Write out each line of the records that has "bold" in it.

·····

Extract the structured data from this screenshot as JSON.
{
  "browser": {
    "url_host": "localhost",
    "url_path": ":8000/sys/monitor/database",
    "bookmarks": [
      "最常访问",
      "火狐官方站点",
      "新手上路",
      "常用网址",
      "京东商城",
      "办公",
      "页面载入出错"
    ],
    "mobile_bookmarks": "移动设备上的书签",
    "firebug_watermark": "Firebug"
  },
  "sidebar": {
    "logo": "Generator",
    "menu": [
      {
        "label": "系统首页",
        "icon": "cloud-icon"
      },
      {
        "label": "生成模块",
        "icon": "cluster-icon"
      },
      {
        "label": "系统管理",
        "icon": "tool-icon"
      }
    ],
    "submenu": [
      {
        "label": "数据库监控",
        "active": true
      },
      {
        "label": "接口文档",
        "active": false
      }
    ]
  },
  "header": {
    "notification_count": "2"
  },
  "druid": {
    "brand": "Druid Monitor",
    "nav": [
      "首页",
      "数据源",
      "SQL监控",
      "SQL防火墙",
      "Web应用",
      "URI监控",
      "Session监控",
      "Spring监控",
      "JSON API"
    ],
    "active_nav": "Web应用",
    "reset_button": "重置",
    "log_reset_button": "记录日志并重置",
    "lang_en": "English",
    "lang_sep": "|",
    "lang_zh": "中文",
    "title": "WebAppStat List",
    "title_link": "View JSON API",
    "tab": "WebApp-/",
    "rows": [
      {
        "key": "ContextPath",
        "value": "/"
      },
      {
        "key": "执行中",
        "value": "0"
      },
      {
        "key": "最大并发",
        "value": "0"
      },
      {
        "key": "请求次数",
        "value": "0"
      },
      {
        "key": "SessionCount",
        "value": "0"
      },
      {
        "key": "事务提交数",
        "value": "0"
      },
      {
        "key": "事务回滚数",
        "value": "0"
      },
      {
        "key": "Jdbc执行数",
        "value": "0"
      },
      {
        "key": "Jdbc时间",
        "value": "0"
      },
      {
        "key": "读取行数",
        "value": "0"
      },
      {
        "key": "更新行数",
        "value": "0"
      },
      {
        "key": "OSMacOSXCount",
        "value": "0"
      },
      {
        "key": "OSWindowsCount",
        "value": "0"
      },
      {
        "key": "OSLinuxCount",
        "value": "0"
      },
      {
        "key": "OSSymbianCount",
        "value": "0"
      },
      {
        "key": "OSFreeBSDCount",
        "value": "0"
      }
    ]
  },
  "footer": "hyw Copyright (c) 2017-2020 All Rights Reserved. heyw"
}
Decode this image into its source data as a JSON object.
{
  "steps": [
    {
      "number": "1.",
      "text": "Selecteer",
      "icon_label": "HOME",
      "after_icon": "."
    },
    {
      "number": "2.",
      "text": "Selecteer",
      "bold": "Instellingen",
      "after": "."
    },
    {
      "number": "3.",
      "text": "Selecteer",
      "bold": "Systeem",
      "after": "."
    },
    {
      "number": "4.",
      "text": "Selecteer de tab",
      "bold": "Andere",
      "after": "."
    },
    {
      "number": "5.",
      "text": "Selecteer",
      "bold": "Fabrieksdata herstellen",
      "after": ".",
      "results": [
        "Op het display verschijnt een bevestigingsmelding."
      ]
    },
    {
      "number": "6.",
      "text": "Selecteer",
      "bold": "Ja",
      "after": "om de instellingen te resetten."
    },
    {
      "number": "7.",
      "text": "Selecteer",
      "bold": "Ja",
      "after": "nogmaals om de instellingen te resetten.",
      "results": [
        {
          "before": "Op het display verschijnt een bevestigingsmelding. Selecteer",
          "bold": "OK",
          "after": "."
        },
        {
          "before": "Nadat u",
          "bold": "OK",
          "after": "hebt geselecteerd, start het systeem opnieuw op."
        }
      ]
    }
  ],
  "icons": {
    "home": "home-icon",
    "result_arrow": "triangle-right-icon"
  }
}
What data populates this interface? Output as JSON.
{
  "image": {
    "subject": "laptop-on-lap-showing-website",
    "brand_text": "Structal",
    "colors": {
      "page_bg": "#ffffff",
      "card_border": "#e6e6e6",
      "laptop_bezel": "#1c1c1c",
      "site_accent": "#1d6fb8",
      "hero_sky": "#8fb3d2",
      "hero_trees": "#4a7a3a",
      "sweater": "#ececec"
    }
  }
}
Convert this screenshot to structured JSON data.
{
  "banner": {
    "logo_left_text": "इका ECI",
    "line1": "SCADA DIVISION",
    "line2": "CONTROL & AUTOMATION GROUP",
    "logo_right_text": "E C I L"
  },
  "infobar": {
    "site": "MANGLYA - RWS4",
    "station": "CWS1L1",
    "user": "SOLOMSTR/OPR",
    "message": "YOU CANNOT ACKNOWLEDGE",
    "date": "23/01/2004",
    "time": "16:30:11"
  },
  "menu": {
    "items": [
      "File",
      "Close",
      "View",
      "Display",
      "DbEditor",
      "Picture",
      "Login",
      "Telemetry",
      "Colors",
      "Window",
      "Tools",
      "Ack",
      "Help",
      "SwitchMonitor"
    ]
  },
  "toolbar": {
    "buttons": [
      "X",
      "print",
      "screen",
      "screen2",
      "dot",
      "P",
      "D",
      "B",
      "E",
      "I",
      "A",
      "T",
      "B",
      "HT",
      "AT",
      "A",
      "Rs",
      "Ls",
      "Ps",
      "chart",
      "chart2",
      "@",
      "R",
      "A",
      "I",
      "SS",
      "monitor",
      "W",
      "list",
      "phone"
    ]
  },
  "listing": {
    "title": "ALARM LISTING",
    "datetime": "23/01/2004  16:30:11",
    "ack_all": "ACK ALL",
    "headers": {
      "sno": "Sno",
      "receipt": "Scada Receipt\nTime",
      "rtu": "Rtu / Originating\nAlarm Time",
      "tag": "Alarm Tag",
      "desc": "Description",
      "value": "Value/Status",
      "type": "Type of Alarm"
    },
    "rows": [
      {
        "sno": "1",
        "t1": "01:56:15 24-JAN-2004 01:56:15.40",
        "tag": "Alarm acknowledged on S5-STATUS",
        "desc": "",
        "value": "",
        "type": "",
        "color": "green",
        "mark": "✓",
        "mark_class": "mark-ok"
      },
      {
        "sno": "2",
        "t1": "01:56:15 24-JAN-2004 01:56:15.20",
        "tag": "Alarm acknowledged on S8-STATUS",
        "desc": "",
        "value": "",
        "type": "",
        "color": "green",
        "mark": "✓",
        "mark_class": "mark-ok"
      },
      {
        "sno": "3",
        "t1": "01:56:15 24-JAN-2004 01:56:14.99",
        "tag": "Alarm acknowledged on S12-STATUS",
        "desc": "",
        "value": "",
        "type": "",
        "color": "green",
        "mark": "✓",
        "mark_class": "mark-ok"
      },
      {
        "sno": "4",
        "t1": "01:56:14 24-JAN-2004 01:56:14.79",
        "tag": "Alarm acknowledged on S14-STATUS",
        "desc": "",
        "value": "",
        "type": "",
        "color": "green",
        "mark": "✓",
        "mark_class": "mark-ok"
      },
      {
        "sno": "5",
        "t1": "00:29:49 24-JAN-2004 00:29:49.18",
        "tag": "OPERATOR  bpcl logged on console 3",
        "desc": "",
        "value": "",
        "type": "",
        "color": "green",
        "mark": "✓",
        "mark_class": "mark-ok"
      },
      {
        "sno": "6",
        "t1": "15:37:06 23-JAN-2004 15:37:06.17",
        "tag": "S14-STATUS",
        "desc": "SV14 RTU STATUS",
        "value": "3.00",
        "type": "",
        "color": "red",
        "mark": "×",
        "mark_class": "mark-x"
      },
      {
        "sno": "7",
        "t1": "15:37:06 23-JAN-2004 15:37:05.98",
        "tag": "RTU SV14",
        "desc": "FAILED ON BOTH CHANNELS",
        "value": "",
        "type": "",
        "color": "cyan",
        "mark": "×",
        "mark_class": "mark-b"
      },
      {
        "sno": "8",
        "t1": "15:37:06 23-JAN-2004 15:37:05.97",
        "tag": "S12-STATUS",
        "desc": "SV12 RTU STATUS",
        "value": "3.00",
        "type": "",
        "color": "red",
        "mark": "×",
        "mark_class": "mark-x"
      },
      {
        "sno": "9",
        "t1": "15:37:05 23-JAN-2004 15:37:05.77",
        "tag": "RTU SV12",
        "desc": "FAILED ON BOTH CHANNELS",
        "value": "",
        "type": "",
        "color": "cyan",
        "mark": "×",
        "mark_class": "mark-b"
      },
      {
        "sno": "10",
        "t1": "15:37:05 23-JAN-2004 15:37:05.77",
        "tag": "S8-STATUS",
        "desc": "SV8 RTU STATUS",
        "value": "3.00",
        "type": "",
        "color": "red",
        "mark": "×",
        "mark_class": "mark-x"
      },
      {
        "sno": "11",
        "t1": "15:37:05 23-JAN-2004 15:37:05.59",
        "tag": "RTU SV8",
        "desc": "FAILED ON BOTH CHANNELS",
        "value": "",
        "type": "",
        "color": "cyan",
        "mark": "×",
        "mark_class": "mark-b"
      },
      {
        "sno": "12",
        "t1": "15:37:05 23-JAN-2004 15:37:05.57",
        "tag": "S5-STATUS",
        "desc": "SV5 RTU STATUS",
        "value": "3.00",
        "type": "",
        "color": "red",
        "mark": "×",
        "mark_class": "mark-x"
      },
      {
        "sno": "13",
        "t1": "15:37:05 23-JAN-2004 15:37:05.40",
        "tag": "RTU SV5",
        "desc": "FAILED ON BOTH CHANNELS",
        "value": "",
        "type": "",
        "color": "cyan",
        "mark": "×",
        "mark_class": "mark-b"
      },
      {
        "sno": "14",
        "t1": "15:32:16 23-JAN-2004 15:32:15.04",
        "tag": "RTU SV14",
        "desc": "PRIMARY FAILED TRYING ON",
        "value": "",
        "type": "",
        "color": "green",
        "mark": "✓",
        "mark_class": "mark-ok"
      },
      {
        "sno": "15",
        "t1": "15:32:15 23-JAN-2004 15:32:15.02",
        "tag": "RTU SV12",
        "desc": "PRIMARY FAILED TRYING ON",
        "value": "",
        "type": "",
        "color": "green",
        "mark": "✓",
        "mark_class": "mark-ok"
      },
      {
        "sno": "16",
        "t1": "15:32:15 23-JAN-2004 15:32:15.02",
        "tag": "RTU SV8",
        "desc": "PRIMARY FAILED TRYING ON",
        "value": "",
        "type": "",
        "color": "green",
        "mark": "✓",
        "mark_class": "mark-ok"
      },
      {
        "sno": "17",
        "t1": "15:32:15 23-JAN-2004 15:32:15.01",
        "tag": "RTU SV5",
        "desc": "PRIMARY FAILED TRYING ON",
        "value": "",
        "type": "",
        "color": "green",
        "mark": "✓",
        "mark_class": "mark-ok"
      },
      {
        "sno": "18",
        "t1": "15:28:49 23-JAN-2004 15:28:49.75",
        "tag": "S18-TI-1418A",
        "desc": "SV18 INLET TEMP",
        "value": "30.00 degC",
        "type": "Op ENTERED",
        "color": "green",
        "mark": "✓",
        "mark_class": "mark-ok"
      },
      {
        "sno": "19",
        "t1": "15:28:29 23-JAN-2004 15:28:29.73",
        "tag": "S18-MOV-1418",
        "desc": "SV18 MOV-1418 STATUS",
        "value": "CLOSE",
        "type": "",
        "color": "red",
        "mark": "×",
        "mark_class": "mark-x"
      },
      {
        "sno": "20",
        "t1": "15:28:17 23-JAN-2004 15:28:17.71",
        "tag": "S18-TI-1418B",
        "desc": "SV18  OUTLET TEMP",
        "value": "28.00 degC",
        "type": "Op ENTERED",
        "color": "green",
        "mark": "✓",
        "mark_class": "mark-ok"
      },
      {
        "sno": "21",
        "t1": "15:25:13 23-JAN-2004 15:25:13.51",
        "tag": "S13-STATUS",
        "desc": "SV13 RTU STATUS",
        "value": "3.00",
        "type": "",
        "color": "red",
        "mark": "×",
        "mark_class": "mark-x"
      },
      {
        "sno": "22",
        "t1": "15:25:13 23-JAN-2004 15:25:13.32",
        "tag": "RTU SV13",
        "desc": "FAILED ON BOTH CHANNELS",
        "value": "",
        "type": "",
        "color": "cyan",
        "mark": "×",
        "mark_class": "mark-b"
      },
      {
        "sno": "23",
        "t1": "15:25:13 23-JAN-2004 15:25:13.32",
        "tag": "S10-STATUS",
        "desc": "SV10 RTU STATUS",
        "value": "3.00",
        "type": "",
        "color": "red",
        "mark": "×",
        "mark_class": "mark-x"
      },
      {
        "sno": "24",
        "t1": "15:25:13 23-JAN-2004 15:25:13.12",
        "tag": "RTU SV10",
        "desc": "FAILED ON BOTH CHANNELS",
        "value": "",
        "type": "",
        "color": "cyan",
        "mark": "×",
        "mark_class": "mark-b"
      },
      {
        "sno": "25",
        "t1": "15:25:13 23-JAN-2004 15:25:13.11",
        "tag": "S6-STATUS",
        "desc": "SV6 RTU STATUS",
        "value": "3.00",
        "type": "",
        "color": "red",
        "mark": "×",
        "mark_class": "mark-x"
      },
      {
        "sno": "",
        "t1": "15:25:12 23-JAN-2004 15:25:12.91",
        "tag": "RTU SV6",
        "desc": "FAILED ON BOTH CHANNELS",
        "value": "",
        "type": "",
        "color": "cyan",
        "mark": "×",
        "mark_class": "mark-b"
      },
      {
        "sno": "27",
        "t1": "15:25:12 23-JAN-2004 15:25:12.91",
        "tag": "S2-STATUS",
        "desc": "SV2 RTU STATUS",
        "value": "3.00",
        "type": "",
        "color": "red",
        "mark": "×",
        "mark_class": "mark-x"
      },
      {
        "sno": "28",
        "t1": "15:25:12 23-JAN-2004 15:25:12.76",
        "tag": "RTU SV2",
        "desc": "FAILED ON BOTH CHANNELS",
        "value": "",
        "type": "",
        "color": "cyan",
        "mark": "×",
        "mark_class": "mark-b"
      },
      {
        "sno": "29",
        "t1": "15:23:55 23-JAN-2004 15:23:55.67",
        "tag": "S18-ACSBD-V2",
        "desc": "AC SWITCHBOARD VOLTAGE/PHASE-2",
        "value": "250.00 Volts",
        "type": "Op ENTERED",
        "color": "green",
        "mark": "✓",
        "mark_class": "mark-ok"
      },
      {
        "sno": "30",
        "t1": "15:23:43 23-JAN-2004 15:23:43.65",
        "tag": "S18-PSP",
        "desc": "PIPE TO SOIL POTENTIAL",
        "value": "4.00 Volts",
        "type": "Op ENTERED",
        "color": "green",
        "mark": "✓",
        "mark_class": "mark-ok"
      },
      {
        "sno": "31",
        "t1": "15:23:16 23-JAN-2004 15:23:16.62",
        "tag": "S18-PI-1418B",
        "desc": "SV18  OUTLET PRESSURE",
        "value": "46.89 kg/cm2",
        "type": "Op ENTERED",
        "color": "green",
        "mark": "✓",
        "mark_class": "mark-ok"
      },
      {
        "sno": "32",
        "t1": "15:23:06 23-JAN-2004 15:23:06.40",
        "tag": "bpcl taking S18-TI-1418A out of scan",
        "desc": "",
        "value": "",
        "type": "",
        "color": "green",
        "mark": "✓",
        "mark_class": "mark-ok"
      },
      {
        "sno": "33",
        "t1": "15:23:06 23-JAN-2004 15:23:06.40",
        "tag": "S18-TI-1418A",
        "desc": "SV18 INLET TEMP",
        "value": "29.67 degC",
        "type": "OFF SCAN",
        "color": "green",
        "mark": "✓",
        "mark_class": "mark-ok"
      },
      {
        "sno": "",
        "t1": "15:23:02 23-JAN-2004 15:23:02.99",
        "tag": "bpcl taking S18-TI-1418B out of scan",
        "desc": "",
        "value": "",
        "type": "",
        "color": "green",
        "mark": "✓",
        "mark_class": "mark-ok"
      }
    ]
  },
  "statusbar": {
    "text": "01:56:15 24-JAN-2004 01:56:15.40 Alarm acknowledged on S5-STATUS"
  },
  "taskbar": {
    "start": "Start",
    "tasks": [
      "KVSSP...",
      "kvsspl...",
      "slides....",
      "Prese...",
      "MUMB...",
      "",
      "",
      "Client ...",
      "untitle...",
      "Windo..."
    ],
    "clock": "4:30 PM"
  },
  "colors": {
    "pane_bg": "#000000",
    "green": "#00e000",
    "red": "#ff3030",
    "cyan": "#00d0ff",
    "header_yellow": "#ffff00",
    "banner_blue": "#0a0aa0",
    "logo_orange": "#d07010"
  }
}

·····

RESULT OF THIS TASK:
      "bold": "Instellingen",
      "bold": "Systeem",
      "bold": "Andere",
      "bold": "Fabrieksdata herstellen",
      "bold": "Ja",
      "bold": "Ja",
          "bold": "OK",
          "bold": "OK",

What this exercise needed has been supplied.